• [PROBLEM]
Wherever the word "true" appears in the entries, copy the whole line.
..........
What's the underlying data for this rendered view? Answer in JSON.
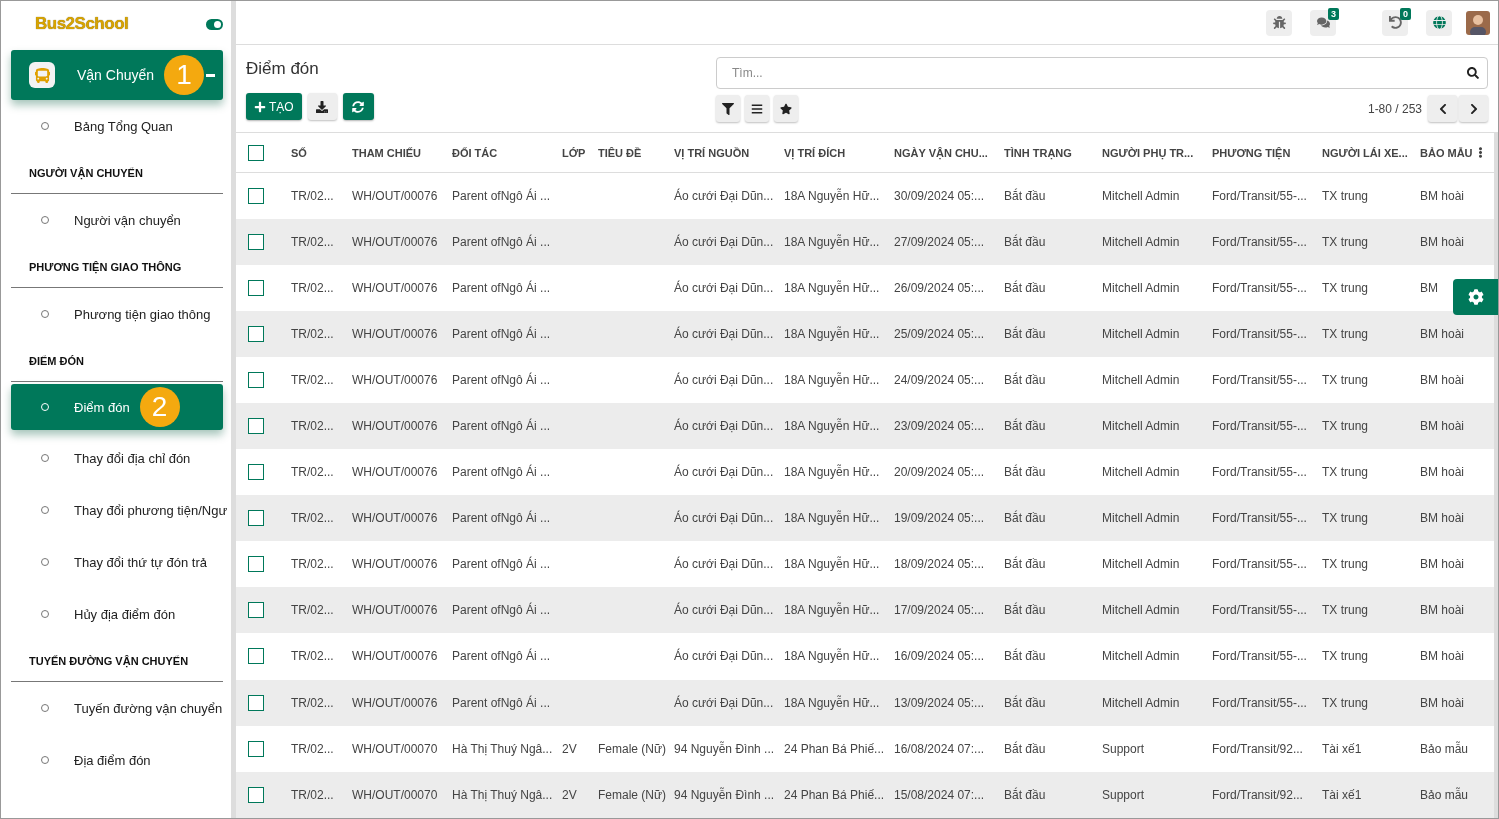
{
  "sidebar": {
    "logo": "Bus2School",
    "toggle": {
      "on": true
    },
    "module": {
      "label": "Vận Chuyển",
      "badge": "1",
      "expanded": true
    },
    "menu": [
      {
        "kind": "link",
        "label": "Bảng Tổng Quan",
        "selected": false
      },
      {
        "kind": "heading",
        "label": "NGƯỜI VẬN CHUYỂN"
      },
      {
        "kind": "link",
        "label": "Người vận chuyển",
        "selected": false
      },
      {
        "kind": "heading",
        "label": "PHƯƠNG TIỆN GIAO THÔNG"
      },
      {
        "kind": "link",
        "label": "Phương tiện giao thông",
        "selected": false
      },
      {
        "kind": "heading",
        "label": "ĐIỂM ĐÓN"
      },
      {
        "kind": "link",
        "label": "Điểm đón",
        "selected": true,
        "badge": "2"
      },
      {
        "kind": "link",
        "label": "Thay đổi địa chỉ đón",
        "selected": false
      },
      {
        "kind": "link",
        "label": "Thay đổi phương tiện/Ngư",
        "selected": false
      },
      {
        "kind": "link",
        "label": "Thay đổi thứ tự đón trả",
        "selected": false
      },
      {
        "kind": "link",
        "label": "Hủy địa điểm đón",
        "selected": false
      },
      {
        "kind": "heading",
        "label": "TUYẾN ĐƯỜNG VẬN CHUYỂN"
      },
      {
        "kind": "link",
        "label": "Tuyến đường vận chuyển",
        "selected": false
      },
      {
        "kind": "link",
        "label": "Địa điểm đón",
        "selected": false
      }
    ]
  },
  "topbar": {
    "messages_count": "3",
    "activity_count": "0"
  },
  "page": {
    "title": "Điểm đón",
    "search": {
      "placeholder": "Tìm..."
    },
    "create_button": "TẠO",
    "pager": "1-80 / 253"
  },
  "table": {
    "all_selected": false,
    "columns": [
      "SỐ",
      "THAM CHIẾU",
      "ĐỐI TÁC",
      "LỚP",
      "TIÊU ĐỀ",
      "VỊ TRÍ NGUỒN",
      "VỊ TRÍ ĐÍCH",
      "NGÀY VẬN CHU...",
      "TÌNH TRẠNG",
      "NGƯỜI PHỤ TR...",
      "PHƯƠNG TIỆN",
      "NGƯỜI LÁI XE...",
      "BẢO MẪU"
    ],
    "rows": [
      {
        "selected": false,
        "cells": [
          "TR/02...",
          "WH/OUT/00076",
          "Parent ofNgô Ái ...",
          "",
          "",
          "Áo cưới Đại Dũn...",
          "18A Nguyễn Hữ...",
          "30/09/2024 05:...",
          "Bắt đầu",
          "Mitchell Admin",
          "Ford/Transit/55-...",
          "TX trung",
          "BM hoài"
        ]
      },
      {
        "selected": false,
        "cells": [
          "TR/02...",
          "WH/OUT/00076",
          "Parent ofNgô Ái ...",
          "",
          "",
          "Áo cưới Đại Dũn...",
          "18A Nguyễn Hữ...",
          "27/09/2024 05:...",
          "Bắt đầu",
          "Mitchell Admin",
          "Ford/Transit/55-...",
          "TX trung",
          "BM hoài"
        ]
      },
      {
        "selected": false,
        "cells": [
          "TR/02...",
          "WH/OUT/00076",
          "Parent ofNgô Ái ...",
          "",
          "",
          "Áo cưới Đại Dũn...",
          "18A Nguyễn Hữ...",
          "26/09/2024 05:...",
          "Bắt đầu",
          "Mitchell Admin",
          "Ford/Transit/55-...",
          "TX trung",
          "BM"
        ]
      },
      {
        "selected": false,
        "cells": [
          "TR/02...",
          "WH/OUT/00076",
          "Parent ofNgô Ái ...",
          "",
          "",
          "Áo cưới Đại Dũn...",
          "18A Nguyễn Hữ...",
          "25/09/2024 05:...",
          "Bắt đầu",
          "Mitchell Admin",
          "Ford/Transit/55-...",
          "TX trung",
          "BM hoài"
        ]
      },
      {
        "selected": false,
        "cells": [
          "TR/02...",
          "WH/OUT/00076",
          "Parent ofNgô Ái ...",
          "",
          "",
          "Áo cưới Đại Dũn...",
          "18A Nguyễn Hữ...",
          "24/09/2024 05:...",
          "Bắt đầu",
          "Mitchell Admin",
          "Ford/Transit/55-...",
          "TX trung",
          "BM hoài"
        ]
      },
      {
        "selected": false,
        "cells": [
          "TR/02...",
          "WH/OUT/00076",
          "Parent ofNgô Ái ...",
          "",
          "",
          "Áo cưới Đại Dũn...",
          "18A Nguyễn Hữ...",
          "23/09/2024 05:...",
          "Bắt đầu",
          "Mitchell Admin",
          "Ford/Transit/55-...",
          "TX trung",
          "BM hoài"
        ]
      },
      {
        "selected": false,
        "cells": [
          "TR/02...",
          "WH/OUT/00076",
          "Parent ofNgô Ái ...",
          "",
          "",
          "Áo cưới Đại Dũn...",
          "18A Nguyễn Hữ...",
          "20/09/2024 05:...",
          "Bắt đầu",
          "Mitchell Admin",
          "Ford/Transit/55-...",
          "TX trung",
          "BM hoài"
        ]
      },
      {
        "selected": false,
        "cells": [
          "TR/02...",
          "WH/OUT/00076",
          "Parent ofNgô Ái ...",
          "",
          "",
          "Áo cưới Đại Dũn...",
          "18A Nguyễn Hữ...",
          "19/09/2024 05:...",
          "Bắt đầu",
          "Mitchell Admin",
          "Ford/Transit/55-...",
          "TX trung",
          "BM hoài"
        ]
      },
      {
        "selected": false,
        "cells": [
          "TR/02...",
          "WH/OUT/00076",
          "Parent ofNgô Ái ...",
          "",
          "",
          "Áo cưới Đại Dũn...",
          "18A Nguyễn Hữ...",
          "18/09/2024 05:...",
          "Bắt đầu",
          "Mitchell Admin",
          "Ford/Transit/55-...",
          "TX trung",
          "BM hoài"
        ]
      },
      {
        "selected": false,
        "cells": [
          "TR/02...",
          "WH/OUT/00076",
          "Parent ofNgô Ái ...",
          "",
          "",
          "Áo cưới Đại Dũn...",
          "18A Nguyễn Hữ...",
          "17/09/2024 05:...",
          "Bắt đầu",
          "Mitchell Admin",
          "Ford/Transit/55-...",
          "TX trung",
          "BM hoài"
        ]
      },
      {
        "selected": false,
        "cells": [
          "TR/02...",
          "WH/OUT/00076",
          "Parent ofNgô Ái ...",
          "",
          "",
          "Áo cưới Đại Dũn...",
          "18A Nguyễn Hữ...",
          "16/09/2024 05:...",
          "Bắt đầu",
          "Mitchell Admin",
          "Ford/Transit/55-...",
          "TX trung",
          "BM hoài"
        ]
      },
      {
        "selected": false,
        "cells": [
          "TR/02...",
          "WH/OUT/00076",
          "Parent ofNgô Ái ...",
          "",
          "",
          "Áo cưới Đại Dũn...",
          "18A Nguyễn Hữ...",
          "13/09/2024 05:...",
          "Bắt đầu",
          "Mitchell Admin",
          "Ford/Transit/55-...",
          "TX trung",
          "BM hoài"
        ]
      },
      {
        "selected": false,
        "cells": [
          "TR/02...",
          "WH/OUT/00070",
          "Hà Thị Thuý Ngâ...",
          "2V",
          "Female (Nữ)",
          "94 Nguyễn Đình ...",
          "24 Phan Bá Phiế...",
          "16/08/2024 07:...",
          "Bắt đầu",
          "Support",
          "Ford/Transit/92...",
          "Tài xế1",
          "Bảo mẫu"
        ]
      },
      {
        "selected": false,
        "cells": [
          "TR/02...",
          "WH/OUT/00070",
          "Hà Thị Thuý Ngâ...",
          "2V",
          "Female (Nữ)",
          "94 Nguyễn Đình ...",
          "24 Phan Bá Phiế...",
          "15/08/2024 07:...",
          "Bắt đầu",
          "Support",
          "Ford/Transit/92...",
          "Tài xế1",
          "Bảo mẫu"
        ]
      }
    ]
  }
}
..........
• [REPLY TO THE TASK]
      "on": true
      "expanded": true
        "selected": true,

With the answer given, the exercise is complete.